[Source data Boundary: Start]

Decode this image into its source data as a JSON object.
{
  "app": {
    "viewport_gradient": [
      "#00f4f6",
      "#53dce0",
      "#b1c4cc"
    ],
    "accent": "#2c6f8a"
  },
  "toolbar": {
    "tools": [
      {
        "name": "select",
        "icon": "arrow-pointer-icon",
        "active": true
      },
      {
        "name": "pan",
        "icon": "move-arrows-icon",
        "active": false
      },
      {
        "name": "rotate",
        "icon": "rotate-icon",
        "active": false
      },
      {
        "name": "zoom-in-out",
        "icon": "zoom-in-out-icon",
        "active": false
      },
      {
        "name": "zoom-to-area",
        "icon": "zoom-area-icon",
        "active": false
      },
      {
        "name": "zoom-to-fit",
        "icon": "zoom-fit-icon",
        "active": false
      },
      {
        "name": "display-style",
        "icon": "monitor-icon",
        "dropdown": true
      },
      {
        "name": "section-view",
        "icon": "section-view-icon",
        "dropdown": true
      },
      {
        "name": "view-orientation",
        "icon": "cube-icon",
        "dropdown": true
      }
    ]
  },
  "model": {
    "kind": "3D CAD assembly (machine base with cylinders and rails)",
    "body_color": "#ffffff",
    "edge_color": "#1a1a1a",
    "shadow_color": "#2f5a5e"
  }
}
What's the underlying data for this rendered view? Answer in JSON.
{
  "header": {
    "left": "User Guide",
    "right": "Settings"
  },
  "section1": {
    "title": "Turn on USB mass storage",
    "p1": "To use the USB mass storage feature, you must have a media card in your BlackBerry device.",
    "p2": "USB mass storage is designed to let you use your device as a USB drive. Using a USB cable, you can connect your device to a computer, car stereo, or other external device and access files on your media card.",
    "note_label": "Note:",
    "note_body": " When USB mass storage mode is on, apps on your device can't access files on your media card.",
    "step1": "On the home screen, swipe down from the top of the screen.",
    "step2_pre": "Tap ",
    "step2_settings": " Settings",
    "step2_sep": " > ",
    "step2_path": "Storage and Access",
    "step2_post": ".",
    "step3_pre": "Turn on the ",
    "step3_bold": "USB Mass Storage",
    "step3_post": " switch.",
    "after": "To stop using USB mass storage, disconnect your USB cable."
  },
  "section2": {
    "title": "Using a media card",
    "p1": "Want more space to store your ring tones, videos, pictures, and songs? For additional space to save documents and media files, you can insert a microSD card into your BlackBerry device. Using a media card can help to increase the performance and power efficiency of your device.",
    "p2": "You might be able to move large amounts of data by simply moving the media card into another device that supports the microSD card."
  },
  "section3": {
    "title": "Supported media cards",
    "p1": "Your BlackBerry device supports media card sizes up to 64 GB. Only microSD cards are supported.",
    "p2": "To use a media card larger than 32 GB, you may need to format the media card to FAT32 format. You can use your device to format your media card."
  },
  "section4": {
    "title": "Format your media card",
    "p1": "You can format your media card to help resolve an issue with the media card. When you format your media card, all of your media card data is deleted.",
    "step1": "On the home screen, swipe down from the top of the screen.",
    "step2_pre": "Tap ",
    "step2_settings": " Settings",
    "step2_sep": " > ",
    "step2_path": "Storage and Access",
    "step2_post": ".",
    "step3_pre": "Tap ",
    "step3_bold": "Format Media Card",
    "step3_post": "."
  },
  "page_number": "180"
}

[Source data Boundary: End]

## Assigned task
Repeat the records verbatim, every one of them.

## Task answer
Decode this image into its source data as a JSON object.
{
  "app": {
    "viewport_gradient": [
      "#00f4f6",
      "#53dce0",
      "#b1c4cc"
    ],
    "accent": "#2c6f8a"
  },
  "toolbar": {
    "tools": [
      {
        "name": "select",
        "icon": "arrow-pointer-icon",
        "active": true
      },
      {
        "name": "pan",
        "icon": "move-arrows-icon",
        "active": false
      },
      {
        "name": "rotate",
        "icon": "rotate-icon",
        "active": false
      },
      {
        "name": "zoom-in-out",
        "icon": "zoom-in-out-icon",
        "active": false
      },
      {
        "name": "zoom-to-area",
        "icon": "zoom-area-icon",
        "active": false
      },
      {
        "name": "zoom-to-fit",
        "icon": "zoom-fit-icon",
        "active": false
      },
      {
        "name": "display-style",
        "icon": "monitor-icon",
        "dropdown": true
      },
      {
        "name": "section-view",
        "icon": "section-view-icon",
        "dropdown": true
      },
      {
        "name": "view-orientation",
        "icon": "cube-icon",
        "dropdown": true
      }
    ]
  },
  "model": {
    "kind": "3D CAD assembly (machine base with cylinders and rails)",
    "body_color": "#ffffff",
    "edge_color": "#1a1a1a",
    "shadow_color": "#2f5a5e"
  }
}
What's the underlying data for this rendered view? Answer in JSON.
{
  "header": {
    "left": "User Guide",
    "right": "Settings"
  },
  "section1": {
    "title": "Turn on USB mass storage",
    "p1": "To use the USB mass storage feature, you must have a media card in your BlackBerry device.",
    "p2": "USB mass storage is designed to let you use your device as a USB drive. Using a USB cable, you can connect your device to a computer, car stereo, or other external device and access files on your media card.",
    "note_label": "Note:",
    "note_body": " When USB mass storage mode is on, apps on your device can't access files on your media card.",
    "step1": "On the home screen, swipe down from the top of the screen.",
    "step2_pre": "Tap ",
    "step2_settings": " Settings",
    "step2_sep": " > ",
    "step2_path": "Storage and Access",
    "step2_post": ".",
    "step3_pre": "Turn on the ",
    "step3_bold": "USB Mass Storage",
    "step3_post": " switch.",
    "after": "To stop using USB mass storage, disconnect your USB cable."
  },
  "section2": {
    "title": "Using a media card",
    "p1": "Want more space to store your ring tones, videos, pictures, and songs? For additional space to save documents and media files, you can insert a microSD card into your BlackBerry device. Using a media card can help to increase the performance and power efficiency of your device.",
    "p2": "You might be able to move large amounts of data by simply moving the media card into another device that supports the microSD card."
  },
  "section3": {
    "title": "Supported media cards",
    "p1": "Your BlackBerry device supports media card sizes up to 64 GB. Only microSD cards are supported.",
    "p2": "To use a media card larger than 32 GB, you may need to format the media card to FAT32 format. You can use your device to format your media card."
  },
  "section4": {
    "title": "Format your media card",
    "p1": "You can format your media card to help resolve an issue with the media card. When you format your media card, all of your media card data is deleted.",
    "step1": "On the home screen, swipe down from the top of the screen.",
    "step2_pre": "Tap ",
    "step2_settings": " Settings",
    "step2_sep": " > ",
    "step2_path": "Storage and Access",
    "step2_post": ".",
    "step3_pre": "Tap ",
    "step3_bold": "Format Media Card",
    "step3_post": "."
  },
  "page_number": "180"
}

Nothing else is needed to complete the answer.